Directions for this task:
Wherever "with" appears in a line of the listing, that line should be returned.

++++++

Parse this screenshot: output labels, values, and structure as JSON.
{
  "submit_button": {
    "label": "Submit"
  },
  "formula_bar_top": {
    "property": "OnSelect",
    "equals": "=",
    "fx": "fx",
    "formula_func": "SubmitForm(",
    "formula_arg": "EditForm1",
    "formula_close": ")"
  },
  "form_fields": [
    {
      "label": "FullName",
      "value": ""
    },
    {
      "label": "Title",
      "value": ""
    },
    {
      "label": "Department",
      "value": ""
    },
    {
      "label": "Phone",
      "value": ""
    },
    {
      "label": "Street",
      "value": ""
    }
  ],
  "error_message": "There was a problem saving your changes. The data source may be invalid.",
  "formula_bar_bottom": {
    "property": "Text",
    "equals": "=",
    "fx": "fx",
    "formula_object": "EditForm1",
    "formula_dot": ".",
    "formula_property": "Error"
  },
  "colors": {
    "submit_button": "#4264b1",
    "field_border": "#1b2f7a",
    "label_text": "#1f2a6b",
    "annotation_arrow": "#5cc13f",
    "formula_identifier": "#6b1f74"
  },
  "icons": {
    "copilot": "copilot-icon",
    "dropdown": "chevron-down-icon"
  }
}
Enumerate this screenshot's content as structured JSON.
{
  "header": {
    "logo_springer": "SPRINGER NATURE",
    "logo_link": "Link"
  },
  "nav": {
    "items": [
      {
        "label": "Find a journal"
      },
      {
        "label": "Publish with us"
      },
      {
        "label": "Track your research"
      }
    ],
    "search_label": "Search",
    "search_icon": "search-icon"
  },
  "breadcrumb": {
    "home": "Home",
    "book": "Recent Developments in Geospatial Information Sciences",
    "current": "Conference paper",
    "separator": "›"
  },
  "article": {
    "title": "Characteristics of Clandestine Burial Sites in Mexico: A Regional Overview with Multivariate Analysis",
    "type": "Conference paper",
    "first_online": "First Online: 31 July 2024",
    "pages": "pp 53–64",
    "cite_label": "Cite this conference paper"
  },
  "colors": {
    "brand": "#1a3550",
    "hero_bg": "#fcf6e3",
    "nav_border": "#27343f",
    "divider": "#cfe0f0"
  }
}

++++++

Written answer:
        "label": "Publish with us"
    "title": "Characteristics of Clandestine Burial Sites in Mexico: A Regional Overview with Multivariate Analysis",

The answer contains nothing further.